After crisis, Winfield bank breathing easier

The times are a little easier for Bruce Schwyhart and the Winfield bank he leads, CornerBank.

The bank announced this week that its formal agreement with the Office of the Comptroller of the Currency has been terminated.

"They actually came down and gave us the good news," Schwyhart, president of the $240 million bank, said Wednesday.

No longer can someone call his bank "troubled," he said.

"That's the big one, right there," Schwyhart said.

The bank was one of the first in the area to enter into such an agreement with a bank regulator, before the financial crisis in the fall of 2008.

Schwyhart said the enforcement action by the OCC turned out to be positive for the bank.

"Because we were among the first, we took quick action" to reduce CornerBank's concentration in commercial real estate loans, Schwyhart said. He said the bank's concentration was within regulatory limits, but just barely.

He said the bank redistributed $40 million of its $60 million in commercial real estate loans. And much of that redistribution — basically, the bank did not renew many of its commercial real estate loans — happened within the first six to nine months of the bank entering into the formal agreement.

"The fortunate part is most of those were renewed year to year," Schwyhart said. "We told them they would have to find another lender.
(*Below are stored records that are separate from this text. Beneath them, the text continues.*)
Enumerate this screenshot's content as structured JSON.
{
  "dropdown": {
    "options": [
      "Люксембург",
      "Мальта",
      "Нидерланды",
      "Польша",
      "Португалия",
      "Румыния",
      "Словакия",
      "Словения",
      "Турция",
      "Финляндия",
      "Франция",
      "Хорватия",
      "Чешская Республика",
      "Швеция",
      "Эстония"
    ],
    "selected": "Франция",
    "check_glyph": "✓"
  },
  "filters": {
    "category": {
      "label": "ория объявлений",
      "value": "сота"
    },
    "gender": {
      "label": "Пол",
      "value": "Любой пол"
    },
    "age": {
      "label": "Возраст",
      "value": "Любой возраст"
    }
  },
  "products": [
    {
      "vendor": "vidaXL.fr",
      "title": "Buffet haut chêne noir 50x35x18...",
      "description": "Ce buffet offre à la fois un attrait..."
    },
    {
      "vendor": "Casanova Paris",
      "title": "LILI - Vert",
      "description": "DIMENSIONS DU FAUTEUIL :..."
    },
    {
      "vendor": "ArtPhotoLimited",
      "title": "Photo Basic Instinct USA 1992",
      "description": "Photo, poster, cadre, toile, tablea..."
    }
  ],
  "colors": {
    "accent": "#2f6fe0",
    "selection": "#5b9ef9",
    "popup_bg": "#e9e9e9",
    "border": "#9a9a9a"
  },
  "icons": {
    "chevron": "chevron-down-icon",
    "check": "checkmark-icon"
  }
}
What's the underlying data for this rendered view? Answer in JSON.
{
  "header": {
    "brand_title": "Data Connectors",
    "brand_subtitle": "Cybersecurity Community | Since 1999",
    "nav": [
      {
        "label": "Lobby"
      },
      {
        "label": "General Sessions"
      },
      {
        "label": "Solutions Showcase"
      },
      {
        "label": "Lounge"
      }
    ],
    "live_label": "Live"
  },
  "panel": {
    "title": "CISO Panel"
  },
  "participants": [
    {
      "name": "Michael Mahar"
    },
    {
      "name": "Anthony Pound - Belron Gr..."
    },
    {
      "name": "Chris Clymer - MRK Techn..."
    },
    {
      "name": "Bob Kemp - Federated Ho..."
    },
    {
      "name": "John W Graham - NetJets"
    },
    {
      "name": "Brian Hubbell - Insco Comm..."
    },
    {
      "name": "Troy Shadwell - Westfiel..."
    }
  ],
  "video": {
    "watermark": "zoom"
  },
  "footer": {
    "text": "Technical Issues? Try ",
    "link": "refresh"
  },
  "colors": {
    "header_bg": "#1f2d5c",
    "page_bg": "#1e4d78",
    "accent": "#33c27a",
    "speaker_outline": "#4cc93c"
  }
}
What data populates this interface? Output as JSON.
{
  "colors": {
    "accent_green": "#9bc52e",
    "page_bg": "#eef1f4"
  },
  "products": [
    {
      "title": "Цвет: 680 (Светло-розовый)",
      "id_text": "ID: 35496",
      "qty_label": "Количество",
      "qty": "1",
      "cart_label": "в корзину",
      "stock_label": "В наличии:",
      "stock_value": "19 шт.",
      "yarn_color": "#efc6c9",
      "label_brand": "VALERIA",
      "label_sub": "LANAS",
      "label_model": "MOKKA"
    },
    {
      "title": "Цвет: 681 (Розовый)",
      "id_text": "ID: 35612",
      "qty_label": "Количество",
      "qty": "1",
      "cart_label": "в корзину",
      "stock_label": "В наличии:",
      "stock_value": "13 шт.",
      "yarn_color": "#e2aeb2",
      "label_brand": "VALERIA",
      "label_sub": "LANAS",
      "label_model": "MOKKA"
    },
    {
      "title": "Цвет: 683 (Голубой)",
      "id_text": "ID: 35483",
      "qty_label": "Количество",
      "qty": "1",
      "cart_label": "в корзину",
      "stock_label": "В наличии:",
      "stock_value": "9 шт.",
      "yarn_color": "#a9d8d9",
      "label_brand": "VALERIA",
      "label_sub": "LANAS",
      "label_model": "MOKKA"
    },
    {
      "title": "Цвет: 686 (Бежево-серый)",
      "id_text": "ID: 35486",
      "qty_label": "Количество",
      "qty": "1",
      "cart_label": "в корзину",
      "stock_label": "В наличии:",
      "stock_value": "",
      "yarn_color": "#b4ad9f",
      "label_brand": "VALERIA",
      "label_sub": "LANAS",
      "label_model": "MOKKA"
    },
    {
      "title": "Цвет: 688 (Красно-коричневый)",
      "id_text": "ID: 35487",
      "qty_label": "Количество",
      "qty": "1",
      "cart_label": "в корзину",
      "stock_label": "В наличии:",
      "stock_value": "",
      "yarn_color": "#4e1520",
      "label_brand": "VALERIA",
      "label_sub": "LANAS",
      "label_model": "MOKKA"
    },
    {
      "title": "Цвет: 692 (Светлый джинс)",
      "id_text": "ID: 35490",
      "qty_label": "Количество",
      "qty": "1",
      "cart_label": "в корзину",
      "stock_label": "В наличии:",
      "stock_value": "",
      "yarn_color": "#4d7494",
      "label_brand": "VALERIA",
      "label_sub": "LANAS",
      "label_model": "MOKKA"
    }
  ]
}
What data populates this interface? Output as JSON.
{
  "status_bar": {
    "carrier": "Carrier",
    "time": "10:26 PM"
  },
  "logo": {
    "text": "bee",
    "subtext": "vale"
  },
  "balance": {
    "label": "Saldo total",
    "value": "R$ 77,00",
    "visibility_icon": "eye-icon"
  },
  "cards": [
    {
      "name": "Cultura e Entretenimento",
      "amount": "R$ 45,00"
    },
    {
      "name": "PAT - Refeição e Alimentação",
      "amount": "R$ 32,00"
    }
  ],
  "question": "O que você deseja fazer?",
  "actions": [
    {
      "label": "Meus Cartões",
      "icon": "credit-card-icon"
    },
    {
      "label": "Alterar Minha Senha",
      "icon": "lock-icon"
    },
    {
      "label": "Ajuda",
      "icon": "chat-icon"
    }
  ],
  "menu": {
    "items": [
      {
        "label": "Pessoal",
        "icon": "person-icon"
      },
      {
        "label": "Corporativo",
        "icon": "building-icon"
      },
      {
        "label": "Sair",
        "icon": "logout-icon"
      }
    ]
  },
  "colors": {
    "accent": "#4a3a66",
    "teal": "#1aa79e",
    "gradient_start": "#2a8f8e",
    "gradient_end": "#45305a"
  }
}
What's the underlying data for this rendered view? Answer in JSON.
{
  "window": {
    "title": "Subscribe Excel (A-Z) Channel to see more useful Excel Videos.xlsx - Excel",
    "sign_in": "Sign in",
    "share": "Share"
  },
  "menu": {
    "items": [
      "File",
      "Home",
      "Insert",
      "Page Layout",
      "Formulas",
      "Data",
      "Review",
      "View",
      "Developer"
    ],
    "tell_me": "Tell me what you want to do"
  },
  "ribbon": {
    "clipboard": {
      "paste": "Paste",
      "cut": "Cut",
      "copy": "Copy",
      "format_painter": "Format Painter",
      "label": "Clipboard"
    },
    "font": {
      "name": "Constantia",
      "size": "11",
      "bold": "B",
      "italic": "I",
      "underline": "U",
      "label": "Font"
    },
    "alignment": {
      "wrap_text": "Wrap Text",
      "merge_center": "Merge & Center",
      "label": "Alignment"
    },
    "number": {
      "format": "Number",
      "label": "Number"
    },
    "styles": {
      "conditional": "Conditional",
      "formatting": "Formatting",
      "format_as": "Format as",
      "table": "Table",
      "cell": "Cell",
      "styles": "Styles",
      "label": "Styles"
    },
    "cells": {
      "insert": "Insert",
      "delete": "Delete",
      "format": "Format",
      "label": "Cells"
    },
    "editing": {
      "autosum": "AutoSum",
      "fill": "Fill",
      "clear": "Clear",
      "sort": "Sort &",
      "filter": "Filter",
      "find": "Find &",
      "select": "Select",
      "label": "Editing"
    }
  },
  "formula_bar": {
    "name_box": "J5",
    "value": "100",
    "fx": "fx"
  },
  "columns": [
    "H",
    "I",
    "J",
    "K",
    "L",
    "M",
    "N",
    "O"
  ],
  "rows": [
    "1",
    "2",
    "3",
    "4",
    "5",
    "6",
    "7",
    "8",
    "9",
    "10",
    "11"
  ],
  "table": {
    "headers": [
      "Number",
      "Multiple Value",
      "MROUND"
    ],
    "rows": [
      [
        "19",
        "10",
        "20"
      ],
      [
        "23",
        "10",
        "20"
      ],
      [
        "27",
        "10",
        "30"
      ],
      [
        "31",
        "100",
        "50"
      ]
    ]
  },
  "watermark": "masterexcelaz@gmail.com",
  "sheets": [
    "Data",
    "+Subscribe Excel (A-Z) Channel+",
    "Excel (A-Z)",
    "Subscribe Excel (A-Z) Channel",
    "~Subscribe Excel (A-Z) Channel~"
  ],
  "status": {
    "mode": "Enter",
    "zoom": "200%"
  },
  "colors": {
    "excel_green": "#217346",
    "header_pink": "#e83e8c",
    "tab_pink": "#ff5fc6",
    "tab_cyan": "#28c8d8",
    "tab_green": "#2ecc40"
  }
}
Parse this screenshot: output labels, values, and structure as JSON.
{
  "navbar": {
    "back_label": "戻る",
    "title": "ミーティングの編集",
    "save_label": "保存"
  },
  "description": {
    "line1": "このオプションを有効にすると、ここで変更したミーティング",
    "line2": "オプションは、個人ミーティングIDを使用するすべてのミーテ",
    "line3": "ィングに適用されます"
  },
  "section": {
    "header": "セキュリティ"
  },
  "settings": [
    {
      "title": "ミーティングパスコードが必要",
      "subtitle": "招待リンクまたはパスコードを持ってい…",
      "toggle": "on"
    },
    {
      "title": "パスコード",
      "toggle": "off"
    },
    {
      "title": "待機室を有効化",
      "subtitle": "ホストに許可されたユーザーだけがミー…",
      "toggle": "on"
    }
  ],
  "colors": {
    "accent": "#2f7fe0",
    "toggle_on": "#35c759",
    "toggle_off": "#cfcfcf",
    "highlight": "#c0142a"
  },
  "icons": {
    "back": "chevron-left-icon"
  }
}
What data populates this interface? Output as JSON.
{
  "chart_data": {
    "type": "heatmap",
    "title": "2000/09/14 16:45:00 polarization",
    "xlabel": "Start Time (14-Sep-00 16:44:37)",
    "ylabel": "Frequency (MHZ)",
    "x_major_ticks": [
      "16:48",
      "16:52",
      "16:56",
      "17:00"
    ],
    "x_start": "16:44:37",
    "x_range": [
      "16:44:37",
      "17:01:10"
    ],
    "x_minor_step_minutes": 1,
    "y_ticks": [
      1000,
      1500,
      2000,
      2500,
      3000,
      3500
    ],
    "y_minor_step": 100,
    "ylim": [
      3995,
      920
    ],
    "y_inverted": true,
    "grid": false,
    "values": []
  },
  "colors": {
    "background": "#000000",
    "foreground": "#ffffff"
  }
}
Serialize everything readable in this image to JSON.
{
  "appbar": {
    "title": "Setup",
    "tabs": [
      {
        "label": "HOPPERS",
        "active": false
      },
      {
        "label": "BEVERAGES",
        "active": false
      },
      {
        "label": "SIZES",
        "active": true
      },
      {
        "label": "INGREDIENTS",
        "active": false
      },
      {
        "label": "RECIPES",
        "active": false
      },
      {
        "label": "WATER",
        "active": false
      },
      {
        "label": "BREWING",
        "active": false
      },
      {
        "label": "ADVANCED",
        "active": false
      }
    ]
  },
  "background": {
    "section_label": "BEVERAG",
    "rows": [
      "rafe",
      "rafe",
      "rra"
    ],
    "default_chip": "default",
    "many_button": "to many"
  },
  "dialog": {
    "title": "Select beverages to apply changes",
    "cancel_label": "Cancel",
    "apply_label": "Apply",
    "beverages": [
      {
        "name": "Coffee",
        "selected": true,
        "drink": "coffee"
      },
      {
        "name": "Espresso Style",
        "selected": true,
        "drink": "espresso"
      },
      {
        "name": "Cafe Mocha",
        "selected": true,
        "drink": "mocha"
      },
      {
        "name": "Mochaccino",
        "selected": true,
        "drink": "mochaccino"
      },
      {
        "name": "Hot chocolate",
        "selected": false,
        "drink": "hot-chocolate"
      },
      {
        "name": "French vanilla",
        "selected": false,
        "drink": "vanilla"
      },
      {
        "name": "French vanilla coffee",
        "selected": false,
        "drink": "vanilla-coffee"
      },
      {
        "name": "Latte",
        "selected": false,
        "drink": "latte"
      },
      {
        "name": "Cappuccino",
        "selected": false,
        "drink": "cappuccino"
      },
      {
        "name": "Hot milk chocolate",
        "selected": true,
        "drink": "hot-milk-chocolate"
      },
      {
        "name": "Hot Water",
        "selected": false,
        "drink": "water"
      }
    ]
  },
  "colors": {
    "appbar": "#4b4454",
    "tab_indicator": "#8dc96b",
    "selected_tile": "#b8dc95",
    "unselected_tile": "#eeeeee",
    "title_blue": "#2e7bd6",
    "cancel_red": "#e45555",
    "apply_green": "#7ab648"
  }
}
"These were good customers and they didn't really have trouble going somewhere else" for their commercial real estate loans, he said.

The bank was fortunate because it was able to reduce its commercial real estate concentrations before credit markets froze during the crisis and regulatory scrutiny on such loans heightened even more.

"And that helped us out a lot," Schwyhart said.

The agreement took effect July 1, 2008, and was terminated May 18, according to the OCC's website, but was not made public until earlier this month.